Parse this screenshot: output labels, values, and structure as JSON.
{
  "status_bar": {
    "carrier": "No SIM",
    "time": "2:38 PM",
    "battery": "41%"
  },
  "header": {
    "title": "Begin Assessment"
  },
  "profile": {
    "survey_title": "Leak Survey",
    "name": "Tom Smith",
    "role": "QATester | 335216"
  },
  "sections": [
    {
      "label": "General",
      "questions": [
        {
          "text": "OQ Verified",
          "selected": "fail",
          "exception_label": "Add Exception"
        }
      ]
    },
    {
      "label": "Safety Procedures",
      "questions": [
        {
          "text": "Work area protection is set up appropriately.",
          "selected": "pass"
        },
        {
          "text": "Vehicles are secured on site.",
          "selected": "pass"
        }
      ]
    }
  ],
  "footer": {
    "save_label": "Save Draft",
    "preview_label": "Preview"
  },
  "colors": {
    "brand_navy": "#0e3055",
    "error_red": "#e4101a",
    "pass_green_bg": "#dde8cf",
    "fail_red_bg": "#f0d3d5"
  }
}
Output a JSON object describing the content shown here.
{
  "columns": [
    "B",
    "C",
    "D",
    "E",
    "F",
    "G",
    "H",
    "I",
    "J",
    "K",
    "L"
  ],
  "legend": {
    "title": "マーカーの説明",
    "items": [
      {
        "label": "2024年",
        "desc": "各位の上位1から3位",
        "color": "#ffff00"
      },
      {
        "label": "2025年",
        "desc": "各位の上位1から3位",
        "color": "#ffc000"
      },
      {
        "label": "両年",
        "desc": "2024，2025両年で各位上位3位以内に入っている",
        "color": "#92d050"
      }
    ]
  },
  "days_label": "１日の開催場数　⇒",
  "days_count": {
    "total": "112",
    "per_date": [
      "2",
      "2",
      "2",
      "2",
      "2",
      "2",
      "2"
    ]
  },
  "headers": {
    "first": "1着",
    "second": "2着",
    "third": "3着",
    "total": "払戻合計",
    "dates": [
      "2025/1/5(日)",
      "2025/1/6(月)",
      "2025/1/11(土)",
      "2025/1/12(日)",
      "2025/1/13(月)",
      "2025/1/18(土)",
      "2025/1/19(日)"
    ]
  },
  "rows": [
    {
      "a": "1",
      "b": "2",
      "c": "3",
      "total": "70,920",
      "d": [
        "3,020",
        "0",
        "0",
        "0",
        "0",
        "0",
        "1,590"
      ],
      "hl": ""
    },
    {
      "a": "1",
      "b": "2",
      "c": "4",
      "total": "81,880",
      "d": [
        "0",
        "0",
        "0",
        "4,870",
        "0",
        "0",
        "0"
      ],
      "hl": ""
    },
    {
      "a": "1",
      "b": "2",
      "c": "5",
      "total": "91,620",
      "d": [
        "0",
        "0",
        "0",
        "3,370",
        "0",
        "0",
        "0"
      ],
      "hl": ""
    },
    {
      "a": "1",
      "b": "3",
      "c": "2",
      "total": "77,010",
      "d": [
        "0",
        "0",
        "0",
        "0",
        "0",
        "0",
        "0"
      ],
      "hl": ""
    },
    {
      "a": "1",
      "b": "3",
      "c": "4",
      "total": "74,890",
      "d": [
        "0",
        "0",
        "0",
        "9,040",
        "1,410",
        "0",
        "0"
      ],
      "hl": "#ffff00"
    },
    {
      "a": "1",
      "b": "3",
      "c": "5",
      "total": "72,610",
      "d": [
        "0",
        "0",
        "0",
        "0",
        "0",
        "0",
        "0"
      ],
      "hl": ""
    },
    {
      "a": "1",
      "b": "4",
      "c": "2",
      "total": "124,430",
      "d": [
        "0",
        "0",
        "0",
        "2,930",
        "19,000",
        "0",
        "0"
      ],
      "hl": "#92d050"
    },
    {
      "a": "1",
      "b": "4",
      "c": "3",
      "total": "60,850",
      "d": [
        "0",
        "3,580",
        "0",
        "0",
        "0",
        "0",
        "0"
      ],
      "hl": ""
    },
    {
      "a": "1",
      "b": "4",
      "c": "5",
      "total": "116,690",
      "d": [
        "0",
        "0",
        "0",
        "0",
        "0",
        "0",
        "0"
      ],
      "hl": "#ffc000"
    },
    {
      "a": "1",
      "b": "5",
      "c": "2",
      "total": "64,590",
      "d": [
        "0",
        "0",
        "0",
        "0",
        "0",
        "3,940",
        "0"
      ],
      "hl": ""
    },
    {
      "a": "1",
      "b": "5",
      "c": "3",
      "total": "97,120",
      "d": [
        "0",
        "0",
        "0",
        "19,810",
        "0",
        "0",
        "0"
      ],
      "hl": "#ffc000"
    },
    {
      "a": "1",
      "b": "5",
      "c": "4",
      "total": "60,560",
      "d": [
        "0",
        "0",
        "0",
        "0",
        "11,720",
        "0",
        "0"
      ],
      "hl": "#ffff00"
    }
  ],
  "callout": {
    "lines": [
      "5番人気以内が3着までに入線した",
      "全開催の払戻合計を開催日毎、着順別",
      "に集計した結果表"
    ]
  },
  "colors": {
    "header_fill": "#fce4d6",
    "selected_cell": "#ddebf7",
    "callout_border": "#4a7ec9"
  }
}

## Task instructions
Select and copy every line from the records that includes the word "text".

## Response
          "text": "OQ Verified",
          "text": "Work area protection is set up appropriately.",
          "text": "Vehicles are secured on site.",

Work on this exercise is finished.